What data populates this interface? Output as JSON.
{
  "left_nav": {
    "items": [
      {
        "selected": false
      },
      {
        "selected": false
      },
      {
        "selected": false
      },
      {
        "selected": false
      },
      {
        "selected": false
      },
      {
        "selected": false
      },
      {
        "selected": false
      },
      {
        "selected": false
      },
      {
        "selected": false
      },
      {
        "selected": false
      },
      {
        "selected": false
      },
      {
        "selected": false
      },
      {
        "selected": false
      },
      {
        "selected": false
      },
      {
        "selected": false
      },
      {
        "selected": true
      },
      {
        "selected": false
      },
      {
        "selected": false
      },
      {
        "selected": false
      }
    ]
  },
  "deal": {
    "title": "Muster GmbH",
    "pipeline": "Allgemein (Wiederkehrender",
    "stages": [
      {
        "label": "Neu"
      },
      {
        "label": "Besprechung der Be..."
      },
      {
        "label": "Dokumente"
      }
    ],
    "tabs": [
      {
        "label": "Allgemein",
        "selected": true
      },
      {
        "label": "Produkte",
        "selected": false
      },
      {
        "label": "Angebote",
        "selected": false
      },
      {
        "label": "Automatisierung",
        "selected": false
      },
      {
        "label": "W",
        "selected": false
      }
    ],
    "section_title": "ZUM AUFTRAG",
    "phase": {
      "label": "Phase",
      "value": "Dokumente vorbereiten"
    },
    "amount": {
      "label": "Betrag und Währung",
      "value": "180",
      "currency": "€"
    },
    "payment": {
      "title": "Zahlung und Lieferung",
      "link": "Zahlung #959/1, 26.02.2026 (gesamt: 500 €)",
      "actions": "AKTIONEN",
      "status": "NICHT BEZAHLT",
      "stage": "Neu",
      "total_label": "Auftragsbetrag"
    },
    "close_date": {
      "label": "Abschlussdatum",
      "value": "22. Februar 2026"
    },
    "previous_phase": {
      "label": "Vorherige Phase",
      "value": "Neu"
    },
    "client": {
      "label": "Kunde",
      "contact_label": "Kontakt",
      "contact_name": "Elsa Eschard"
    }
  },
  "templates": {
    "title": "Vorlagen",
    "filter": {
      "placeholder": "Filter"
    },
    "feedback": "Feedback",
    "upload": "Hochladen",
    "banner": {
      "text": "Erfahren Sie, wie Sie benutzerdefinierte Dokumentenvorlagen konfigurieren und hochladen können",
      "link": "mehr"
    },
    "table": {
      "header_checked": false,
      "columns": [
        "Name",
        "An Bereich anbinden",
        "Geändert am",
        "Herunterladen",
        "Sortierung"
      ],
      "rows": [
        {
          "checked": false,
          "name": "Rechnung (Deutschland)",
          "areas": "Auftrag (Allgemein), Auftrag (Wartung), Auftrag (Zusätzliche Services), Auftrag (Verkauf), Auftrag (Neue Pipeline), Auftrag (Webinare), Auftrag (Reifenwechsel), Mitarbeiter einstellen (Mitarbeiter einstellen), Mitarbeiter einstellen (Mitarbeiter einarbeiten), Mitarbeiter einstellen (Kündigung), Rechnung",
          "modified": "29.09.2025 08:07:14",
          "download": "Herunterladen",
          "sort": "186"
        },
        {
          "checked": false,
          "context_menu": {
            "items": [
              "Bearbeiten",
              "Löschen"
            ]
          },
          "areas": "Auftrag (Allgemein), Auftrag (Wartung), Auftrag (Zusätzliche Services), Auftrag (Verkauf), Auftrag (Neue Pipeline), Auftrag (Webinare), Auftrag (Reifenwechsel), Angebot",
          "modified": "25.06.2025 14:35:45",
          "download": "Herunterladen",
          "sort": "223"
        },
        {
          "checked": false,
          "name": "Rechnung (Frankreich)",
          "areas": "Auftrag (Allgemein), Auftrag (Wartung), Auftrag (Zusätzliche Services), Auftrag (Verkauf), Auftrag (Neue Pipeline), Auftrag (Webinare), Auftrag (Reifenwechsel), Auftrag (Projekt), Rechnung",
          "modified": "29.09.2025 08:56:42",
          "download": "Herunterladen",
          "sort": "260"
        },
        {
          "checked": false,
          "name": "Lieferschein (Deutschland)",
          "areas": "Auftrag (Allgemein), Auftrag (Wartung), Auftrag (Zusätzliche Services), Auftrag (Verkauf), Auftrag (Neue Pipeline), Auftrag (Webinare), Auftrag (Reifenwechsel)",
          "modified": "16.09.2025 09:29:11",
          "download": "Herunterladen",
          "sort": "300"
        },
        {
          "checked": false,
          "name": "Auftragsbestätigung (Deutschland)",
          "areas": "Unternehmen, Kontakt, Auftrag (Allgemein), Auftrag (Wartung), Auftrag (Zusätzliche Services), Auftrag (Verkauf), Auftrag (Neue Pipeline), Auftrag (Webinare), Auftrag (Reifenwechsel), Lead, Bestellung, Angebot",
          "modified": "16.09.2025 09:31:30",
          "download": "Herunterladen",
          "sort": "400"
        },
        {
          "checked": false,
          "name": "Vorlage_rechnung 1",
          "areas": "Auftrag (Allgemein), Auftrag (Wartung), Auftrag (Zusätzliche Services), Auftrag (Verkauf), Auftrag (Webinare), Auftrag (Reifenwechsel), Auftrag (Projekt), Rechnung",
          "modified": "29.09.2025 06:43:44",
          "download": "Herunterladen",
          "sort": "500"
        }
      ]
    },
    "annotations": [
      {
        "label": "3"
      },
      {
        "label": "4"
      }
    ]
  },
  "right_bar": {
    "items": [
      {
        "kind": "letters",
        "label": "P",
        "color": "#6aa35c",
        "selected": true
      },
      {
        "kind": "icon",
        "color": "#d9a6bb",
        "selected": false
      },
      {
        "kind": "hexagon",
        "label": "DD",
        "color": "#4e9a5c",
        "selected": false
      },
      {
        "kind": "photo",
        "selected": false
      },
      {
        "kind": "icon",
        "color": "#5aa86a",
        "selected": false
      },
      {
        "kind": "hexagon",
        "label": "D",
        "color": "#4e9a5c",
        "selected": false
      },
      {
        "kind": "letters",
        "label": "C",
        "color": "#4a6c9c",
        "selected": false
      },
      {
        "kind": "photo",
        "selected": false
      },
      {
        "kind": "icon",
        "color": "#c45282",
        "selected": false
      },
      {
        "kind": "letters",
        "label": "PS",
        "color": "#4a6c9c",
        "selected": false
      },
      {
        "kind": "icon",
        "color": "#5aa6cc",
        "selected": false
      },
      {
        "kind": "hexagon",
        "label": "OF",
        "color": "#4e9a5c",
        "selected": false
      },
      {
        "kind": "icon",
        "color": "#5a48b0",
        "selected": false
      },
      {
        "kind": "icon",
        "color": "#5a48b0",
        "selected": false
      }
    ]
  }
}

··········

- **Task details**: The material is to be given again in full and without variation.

- **Answer for this exercise**:
What data populates this interface? Output as JSON.
{
  "left_nav": {
    "items": [
      {
        "selected": false
      },
      {
        "selected": false
      },
      {
        "selected": false
      },
      {
        "selected": false
      },
      {
        "selected": false
      },
      {
        "selected": false
      },
      {
        "selected": false
      },
      {
        "selected": false
      },
      {
        "selected": false
      },
      {
        "selected": false
      },
      {
        "selected": false
      },
      {
        "selected": false
      },
      {
        "selected": false
      },
      {
        "selected": false
      },
      {
        "selected": false
      },
      {
        "selected": true
      },
      {
        "selected": false
      },
      {
        "selected": false
      },
      {
        "selected": false
      }
    ]
  },
  "deal": {
    "title": "Muster GmbH",
    "pipeline": "Allgemein (Wiederkehrender",
    "stages": [
      {
        "label": "Neu"
      },
      {
        "label": "Besprechung der Be..."
      },
      {
        "label": "Dokumente"
      }
    ],
    "tabs": [
      {
        "label": "Allgemein",
        "selected": true
      },
      {
        "label": "Produkte",
        "selected": false
      },
      {
        "label": "Angebote",
        "selected": false
      },
      {
        "label": "Automatisierung",
        "selected": false
      },
      {
        "label": "W",
        "selected": false
      }
    ],
    "section_title": "ZUM AUFTRAG",
    "phase": {
      "label": "Phase",
      "value": "Dokumente vorbereiten"
    },
    "amount": {
      "label": "Betrag und Währung",
      "value": "180",
      "currency": "€"
    },
    "payment": {
      "title": "Zahlung und Lieferung",
      "link": "Zahlung #959/1, 26.02.2026 (gesamt: 500 €)",
      "actions": "AKTIONEN",
      "status": "NICHT BEZAHLT",
      "stage": "Neu",
      "total_label": "Auftragsbetrag"
    },
    "close_date": {
      "label": "Abschlussdatum",
      "value": "22. Februar 2026"
    },
    "previous_phase": {
      "label": "Vorherige Phase",
      "value": "Neu"
    },
    "client": {
      "label": "Kunde",
      "contact_label": "Kontakt",
      "contact_name": "Elsa Eschard"
    }
  },
  "templates": {
    "title": "Vorlagen",
    "filter": {
      "placeholder": "Filter"
    },
    "feedback": "Feedback",
    "upload": "Hochladen",
    "banner": {
      "text": "Erfahren Sie, wie Sie benutzerdefinierte Dokumentenvorlagen konfigurieren und hochladen können",
      "link": "mehr"
    },
    "table": {
      "header_checked": false,
      "columns": [
        "Name",
        "An Bereich anbinden",
        "Geändert am",
        "Herunterladen",
        "Sortierung"
      ],
      "rows": [
        {
          "checked": false,
          "name": "Rechnung (Deutschland)",
          "areas": "Auftrag (Allgemein), Auftrag (Wartung), Auftrag (Zusätzliche Services), Auftrag (Verkauf), Auftrag (Neue Pipeline), Auftrag (Webinare), Auftrag (Reifenwechsel), Mitarbeiter einstellen (Mitarbeiter einstellen), Mitarbeiter einstellen (Mitarbeiter einarbeiten), Mitarbeiter einstellen (Kündigung), Rechnung",
          "modified": "29.09.2025 08:07:14",
          "download": "Herunterladen",
          "sort": "186"
        },
        {
          "checked": false,
          "context_menu": {
            "items": [
              "Bearbeiten",
              "Löschen"
            ]
          },
          "areas": "Auftrag (Allgemein), Auftrag (Wartung), Auftrag (Zusätzliche Services), Auftrag (Verkauf), Auftrag (Neue Pipeline), Auftrag (Webinare), Auftrag (Reifenwechsel), Angebot",
          "modified": "25.06.2025 14:35:45",
          "download": "Herunterladen",
          "sort": "223"
        },
        {
          "checked": false,
          "name": "Rechnung (Frankreich)",
          "areas": "Auftrag (Allgemein), Auftrag (Wartung), Auftrag (Zusätzliche Services), Auftrag (Verkauf), Auftrag (Neue Pipeline), Auftrag (Webinare), Auftrag (Reifenwechsel), Auftrag (Projekt), Rechnung",
          "modified": "29.09.2025 08:56:42",
          "download": "Herunterladen",
          "sort": "260"
        },
        {
          "checked": false,
          "name": "Lieferschein (Deutschland)",
          "areas": "Auftrag (Allgemein), Auftrag (Wartung), Auftrag (Zusätzliche Services), Auftrag (Verkauf), Auftrag (Neue Pipeline), Auftrag (Webinare), Auftrag (Reifenwechsel)",
          "modified": "16.09.2025 09:29:11",
          "download": "Herunterladen",
          "sort": "300"
        },
        {
          "checked": false,
          "name": "Auftragsbestätigung (Deutschland)",
          "areas": "Unternehmen, Kontakt, Auftrag (Allgemein), Auftrag (Wartung), Auftrag (Zusätzliche Services), Auftrag (Verkauf), Auftrag (Neue Pipeline), Auftrag (Webinare), Auftrag (Reifenwechsel), Lead, Bestellung, Angebot",
          "modified": "16.09.2025 09:31:30",
          "download": "Herunterladen",
          "sort": "400"
        },
        {
          "checked": false,
          "name": "Vorlage_rechnung 1",
          "areas": "Auftrag (Allgemein), Auftrag (Wartung), Auftrag (Zusätzliche Services), Auftrag (Verkauf), Auftrag (Webinare), Auftrag (Reifenwechsel), Auftrag (Projekt), Rechnung",
          "modified": "29.09.2025 06:43:44",
          "download": "Herunterladen",
          "sort": "500"
        }
      ]
    },
    "annotations": [
      {
        "label": "3"
      },
      {
        "label": "4"
      }
    ]
  },
  "right_bar": {
    "items": [
      {
        "kind": "letters",
        "label": "P",
        "color": "#6aa35c",
        "selected": true
      },
      {
        "kind": "icon",
        "color": "#d9a6bb",
        "selected": false
      },
      {
        "kind": "hexagon",
        "label": "DD",
        "color": "#4e9a5c",
        "selected": false
      },
      {
        "kind": "photo",
        "selected": false
      },
      {
        "kind": "icon",
        "color": "#5aa86a",
        "selected": false
      },
      {
        "kind": "hexagon",
        "label": "D",
        "color": "#4e9a5c",
        "selected": false
      },
      {
        "kind": "letters",
        "label": "C",
        "color": "#4a6c9c",
        "selected": false
      },
      {
        "kind": "photo",
        "selected": false
      },
      {
        "kind": "icon",
        "color": "#c45282",
        "selected": false
      },
      {
        "kind": "letters",
        "label": "PS",
        "color": "#4a6c9c",
        "selected": false
      },
      {
        "kind": "icon",
        "color": "#5aa6cc",
        "selected": false
      },
      {
        "kind": "hexagon",
        "label": "OF",
        "color": "#4e9a5c",
        "selected": false
      },
      {
        "kind": "icon",
        "color": "#5a48b0",
        "selected": false
      },
      {
        "kind": "icon",
        "color": "#5a48b0",
        "selected": false
      }
    ]
  }
}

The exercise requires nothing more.